Ultimately the lighting I have on the rear is as much for the avoidance of doubt in the event of an accident than anything else. "You couldn't see me? I'm like a bloody xmas tree here!", but I can tailor the amount of it I actually turn on. On Dutch roads, it tends to just be the seat stay mounted dynamo light.

J
--
Beer, bikes, and backpacking
http://b.42q.eu/

Kim

  • Timelord
Re: Mudguard skills
« Reply #21 on: January 24, 2019, 03:36:20 pm »
I don't think there's any evidence that rear bicycle lights contribute towards safety, is there?

Depends what you mean by contribute.

I meant actually preventing collisions with other road users, rather than being a legal requirement or avoiding accusations of contributory negligence.  AIUI what data there is (at least in the UK) is inconclusive, with the rate of KSIs being independent of darkness.

Of course, most cycling collisions happen in urban areas, so perhaps lighting is more beneficial on unlit roads.  There's also the argument that sufficiently obnoxious lights might reduce the looked-but-failed-to-see rate, as per other Theory Of Big factors.

The way I see it, irrespective of any safety benefit, front lights are beneficial for helping you to go faster without crashing into things (which may be subject to risk compensation and therefore not appear in the stats).  On the basis I've got lighting at the front I'm happy to comply with the legal requirement for a rear light too, if only for the contributory negligence angle, and in doing so I might as well make an effort to have a decent one.  Reflectors are like rear lights but lighter and lower maintenance - so you might as well have them - and drifting back on topic - rear mudguards are a good place to put one.


Quote
On xmas day on my festive 500 attempt, I ended up on a 70kph main road in Germany, in conditions where motorists would not expect a cyclist, after 100m, I stopped and put on a hivi which I had because of France.

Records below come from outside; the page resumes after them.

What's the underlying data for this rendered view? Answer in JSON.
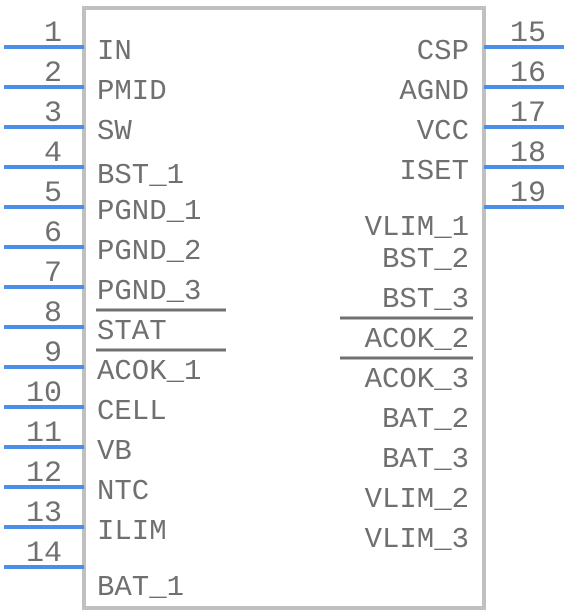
{
  "component": {
    "type": "ic-schematic-symbol",
    "colors": {
      "pin_line": "#4a8fe7",
      "text": "#707070",
      "body_outline": "#c0c0c0",
      "background": "#ffffff"
    }
  },
  "left_pins": [
    {
      "number": "1",
      "name": "IN",
      "active_low": false
    },
    {
      "number": "2",
      "name": "PMID",
      "active_low": false
    },
    {
      "number": "3",
      "name": "SW",
      "active_low": false
    },
    {
      "number": "4",
      "name": "BST_1",
      "active_low": false
    },
    {
      "number": "5",
      "name": "PGND_1",
      "active_low": false
    },
    {
      "number": "6",
      "name": "PGND_2",
      "active_low": false
    },
    {
      "number": "7",
      "name": "PGND_3",
      "active_low": false
    },
    {
      "number": "8",
      "name": "STAT",
      "active_low": true
    },
    {
      "number": "9",
      "name": "ACOK_1",
      "active_low": true
    },
    {
      "number": "10",
      "name": "CELL",
      "active_low": false
    },
    {
      "number": "11",
      "name": "VB",
      "active_low": false
    },
    {
      "number": "12",
      "name": "NTC",
      "active_low": false
    },
    {
      "number": "13",
      "name": "ILIM",
      "active_low": false
    },
    {
      "number": "14",
      "name": "BAT_1",
      "active_low": false
    }
  ],
  "right_pins": [
    {
      "number": "15",
      "name": "CSP",
      "active_low": false
    },
    {
      "number": "16",
      "name": "AGND",
      "active_low": false
    },
    {
      "number": "17",
      "name": "VCC",
      "active_low": false
    },
    {
      "number": "18",
      "name": "ISET",
      "active_low": false
    },
    {
      "number": "19",
      "name": "VLIM_1",
      "active_low": false
    }
  ],
  "right_labels_unconnected": [
    {
      "name": "BST_2",
      "active_low": false
    },
    {
      "name": "BST_3",
      "active_low": false
    },
    {
      "name": "ACOK_2",
      "active_low": true
    },
    {
      "name": "ACOK_3",
      "active_low": true
    },
    {
      "name": "BAT_2",
      "active_low": false
    },
    {
      "name": "BAT_3",
      "active_low": false
    },
    {
      "name": "VLIM_2",
      "active_low": false
    },
    {
      "name": "VLIM_3",
      "active_low": false
    }
  ]
}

I object to Hivi's in general, but on that road, in those conditions, I chose to opt for one

I'm not a fan of it either (I'm happy to dress the bike up like something from Tron, but I don't want to look like a railway worker just to ride a bike).  I have donned a yellow Altura-alike for its hi-vis (rather than weather-protective) properties on a couple of occasions, chiefly during dense fog in daylight, and when directing traffic at the scene of an accident.


Quote
Ultimately the lighting I have on the rear is as much for the avoidance of doubt in the event of an accident than anything else. "You couldn't see me? I'm like a bloody xmas tree here!", but I can tailor the amount of it I actually turn on. On Dutch roads, it tends to just be the seat stay mounted dynamo light.

Agreed.  I've got the B&M dynamo light for normal riding (particularly in groups) and the obnoxious blinky for scary roads and really foul weather.  I have been known to adorn my bicycle with actual christmas lights, but that didn't stop an impatient Brummie trying to drive their car at me.
Careful, Kim. Your sarcasm's showing...

Re: Mudguard skills
« Reply #22 on: January 24, 2019, 03:44:45 pm »
,,,,, I ended up on a 70kph main road in Germany, in conditions where motorists would not expect a cyclist,

Apart from autobahns, what other roads in Germany would motorists not expect to see a cyclist?

,,, I had a couple of motorists (one BMW, one Audi), beep at me,

Audis and BMWs in Germany?

Re: Mudguard skills
« Reply #23 on: January 24, 2019, 03:55:52 pm »
IIRC in Germany (as in NL) it's compulsory to use a cycleway if there is one alongside the main road (subject to certain caveats, which the motons tend to be unaware of, so if you ride in the road they'll beep at you regardless...)

Re: Mudguard skills
« Reply #24 on: January 24, 2019, 04:10:15 pm »
IIRC in Germany (as in NL) it's compulsory to use a cycleway if there is one alongside the main road (subject to certain caveats, which the motons tend to be unaware of, so if you ride in the road they'll beep at you regardless...)
Is there an exemption for professional cyclists (if they're not training abroad)?